We’ve not heard from these guys so much lately, but they are still out there. These are the guys who looked at the low Vietnam labor rates and decided that moving production from China to Vietnam was a no-brainer. Those who heeded the siren call were soon sorry they did. As it turns out, you see, labor costs rise when labor demand increases against a stable supply. Who knew? Same with supply-chain costs. Shocked!!!
Buy lots of robots for your China factory and you won’t have to pay those over-demanding workers ever again. Of course, you may never make back your investment, and you will lose your flexibility, but that’s a small price to pay for empty dorm rooms.
GO INNOVATE (mine):
I have long argued that concentrating on adding value through innovation while, at the same time, reducing waste is a better strategy than focusing on cost-cutting and chasing cheap labor. I just read a post ”SEARCHING FOR AN EDGE” on the Cheung Kong Graduate School of Business blog which states the case in an interesting way. This post talks about “service-rich” manufacturing. I might re-coin the phrase as “service-enhanced manufacturing”. But basically it says to add value for the customer by innovating.
The money quote:
Instead [of pinning their hopes on domestic consumption], Fischer bets that service-rich manufacturing that pays increasingly close attention to the customer’s needs as China’s next killer app.

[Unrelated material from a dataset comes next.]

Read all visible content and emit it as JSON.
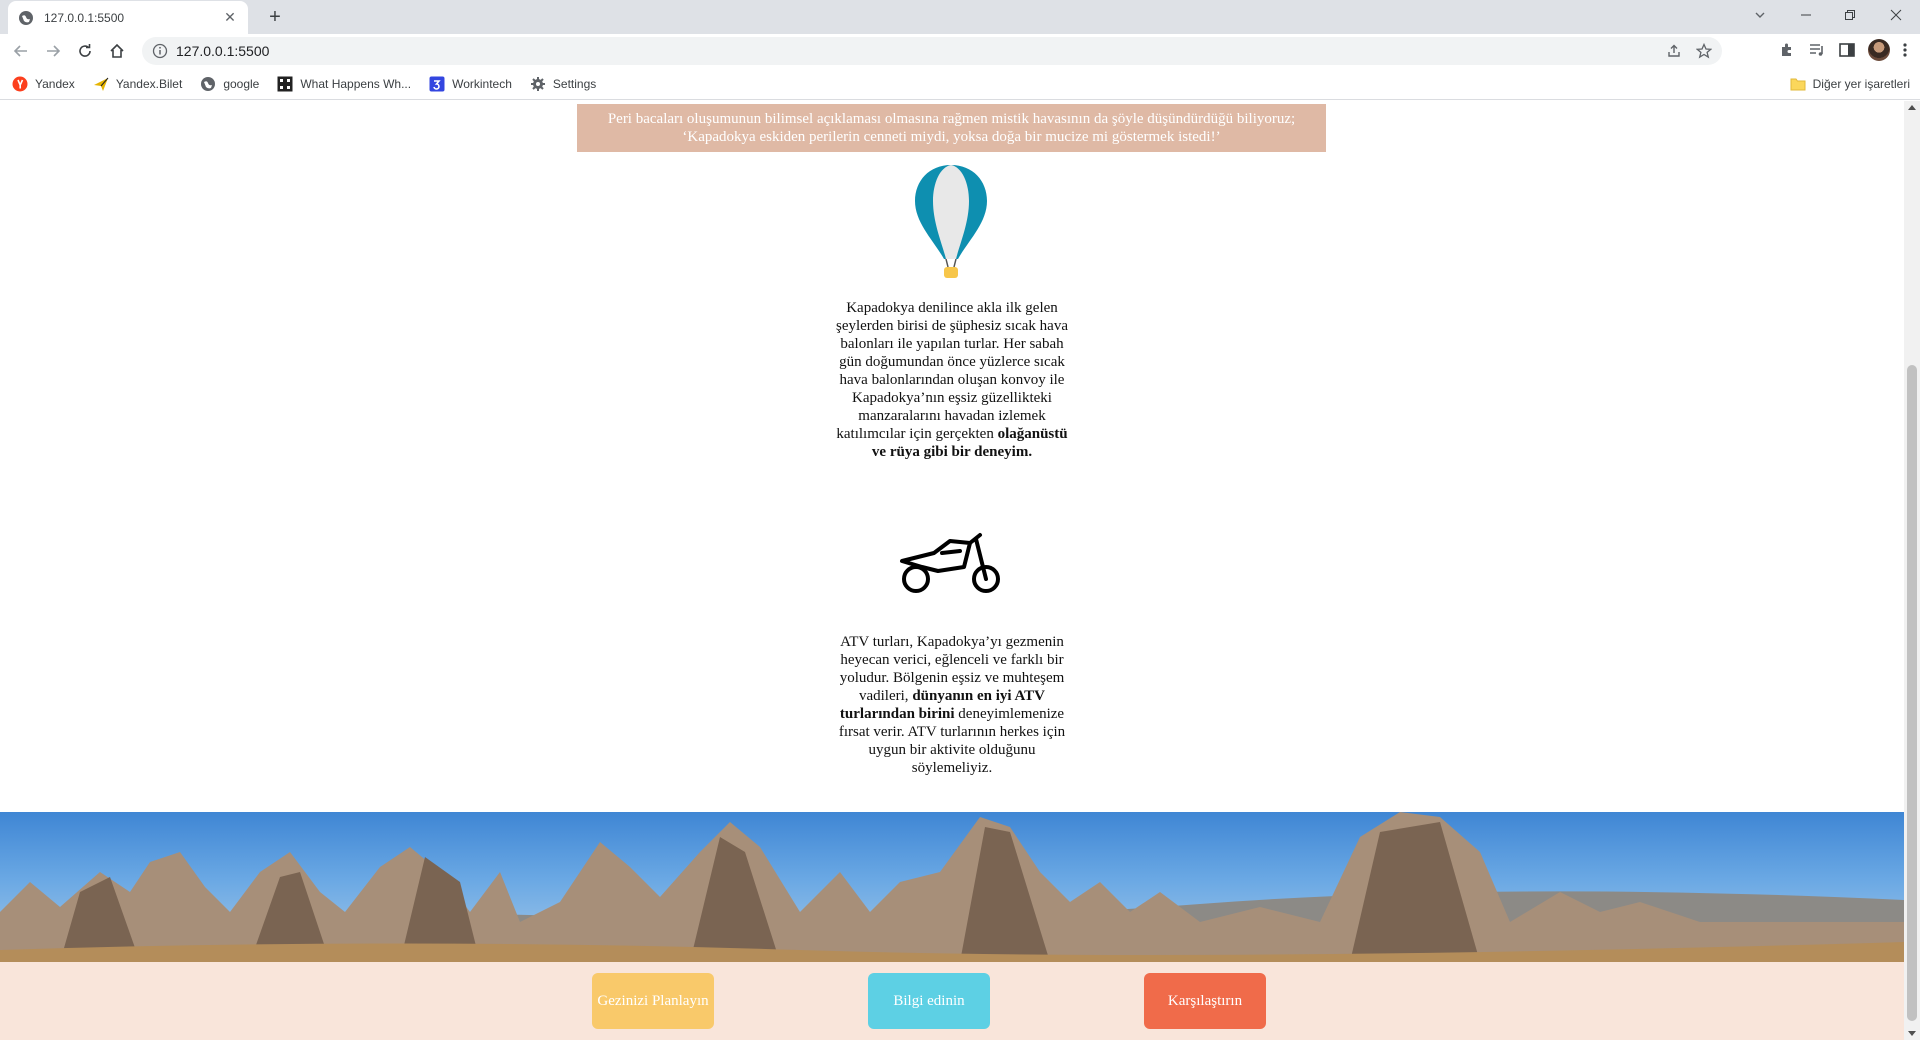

Handled well, however, Chinese companies will move from an era in which they all shared a single advantage (cheap labor) to one where they will be able to develop different kinds of advantages – a privilege, Fischer notes, that “typically only large nations can enjoy.”

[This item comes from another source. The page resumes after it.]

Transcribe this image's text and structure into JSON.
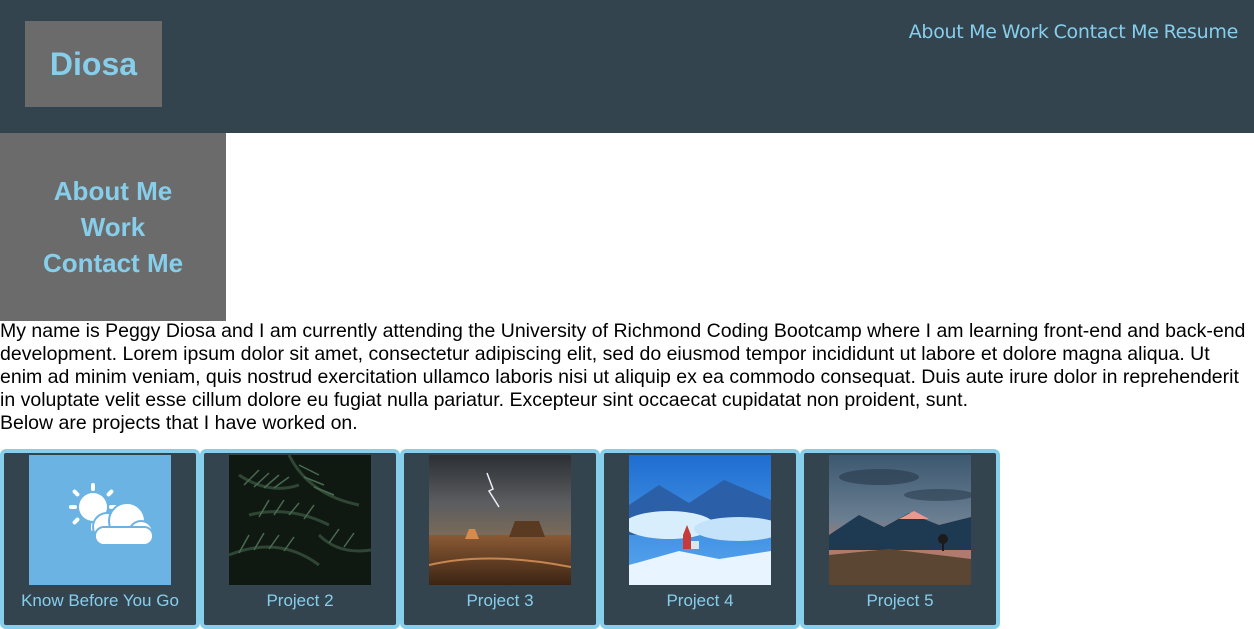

- Southern China Manufacturing Survival Strategies
- China Manufacturing Survival: From LCC to “HCM”
- LEAN Lifeline: Surviving the Downturn
- Labor rates rising, but labor is still “cheap” if you get more value.
- PRD Labor Costs Rising: Run Away, Run Away!!! Not so fast.